*Task*: Copy every entry exactly as it reads and exclude whatever pictures appear.

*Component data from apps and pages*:
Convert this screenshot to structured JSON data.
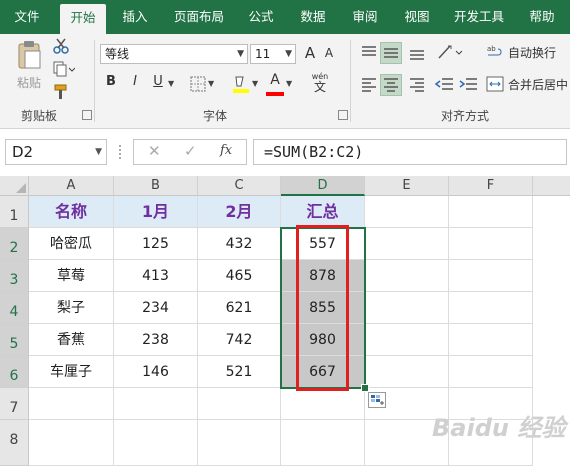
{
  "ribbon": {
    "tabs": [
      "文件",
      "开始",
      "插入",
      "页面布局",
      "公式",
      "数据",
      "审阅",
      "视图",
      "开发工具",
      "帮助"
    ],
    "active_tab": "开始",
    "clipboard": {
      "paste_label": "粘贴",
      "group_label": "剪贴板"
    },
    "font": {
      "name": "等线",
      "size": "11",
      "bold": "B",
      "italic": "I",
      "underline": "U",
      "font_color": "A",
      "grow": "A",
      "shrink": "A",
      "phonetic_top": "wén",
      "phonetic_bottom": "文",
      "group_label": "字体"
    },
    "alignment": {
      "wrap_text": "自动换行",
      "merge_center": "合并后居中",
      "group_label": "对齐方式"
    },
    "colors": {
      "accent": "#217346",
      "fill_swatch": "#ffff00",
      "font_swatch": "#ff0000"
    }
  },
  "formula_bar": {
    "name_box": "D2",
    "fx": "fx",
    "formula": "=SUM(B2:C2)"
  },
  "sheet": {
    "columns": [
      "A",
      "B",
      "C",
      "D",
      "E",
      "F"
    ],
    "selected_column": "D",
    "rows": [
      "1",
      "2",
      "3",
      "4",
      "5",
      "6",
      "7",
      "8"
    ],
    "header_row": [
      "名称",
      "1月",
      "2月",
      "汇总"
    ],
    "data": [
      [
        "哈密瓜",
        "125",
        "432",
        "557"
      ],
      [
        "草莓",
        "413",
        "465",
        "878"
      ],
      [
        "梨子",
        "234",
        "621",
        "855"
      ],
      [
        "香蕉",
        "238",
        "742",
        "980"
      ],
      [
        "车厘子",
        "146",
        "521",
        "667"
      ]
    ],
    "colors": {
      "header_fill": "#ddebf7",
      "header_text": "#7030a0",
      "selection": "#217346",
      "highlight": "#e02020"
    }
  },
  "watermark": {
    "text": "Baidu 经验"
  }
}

*Task response*:
Convert this screenshot to structured JSON data.
{
  "ribbon": {
    "tabs": [
      "文件",
      "开始",
      "插入",
      "页面布局",
      "公式",
      "数据",
      "审阅",
      "视图",
      "开发工具",
      "帮助"
    ],
    "active_tab": "开始",
    "clipboard": {
      "paste_label": "粘贴",
      "group_label": "剪贴板"
    },
    "font": {
      "name": "等线",
      "size": "11",
      "bold": "B",
      "italic": "I",
      "underline": "U",
      "font_color": "A",
      "grow": "A",
      "shrink": "A",
      "phonetic_top": "wén",
      "phonetic_bottom": "文",
      "group_label": "字体"
    },
    "alignment": {
      "wrap_text": "自动换行",
      "merge_center": "合并后居中",
      "group_label": "对齐方式"
    },
    "colors": {
      "accent": "#217346",
      "fill_swatch": "#ffff00",
      "font_swatch": "#ff0000"
    }
  },
  "formula_bar": {
    "name_box": "D2",
    "fx": "fx",
    "formula": "=SUM(B2:C2)"
  },
  "sheet": {
    "columns": [
      "A",
      "B",
      "C",
      "D",
      "E",
      "F"
    ],
    "selected_column": "D",
    "rows": [
      "1",
      "2",
      "3",
      "4",
      "5",
      "6",
      "7",
      "8"
    ],
    "header_row": [
      "名称",
      "1月",
      "2月",
      "汇总"
    ],
    "data": [
      [
        "哈密瓜",
        "125",
        "432",
        "557"
      ],
      [
        "草莓",
        "413",
        "465",
        "878"
      ],
      [
        "梨子",
        "234",
        "621",
        "855"
      ],
      [
        "香蕉",
        "238",
        "742",
        "980"
      ],
      [
        "车厘子",
        "146",
        "521",
        "667"
      ]
    ],
    "colors": {
      "header_fill": "#ddebf7",
      "header_text": "#7030a0",
      "selection": "#217346",
      "highlight": "#e02020"
    }
  },
  "watermark": {
    "text": "Baidu 经验"
  }
}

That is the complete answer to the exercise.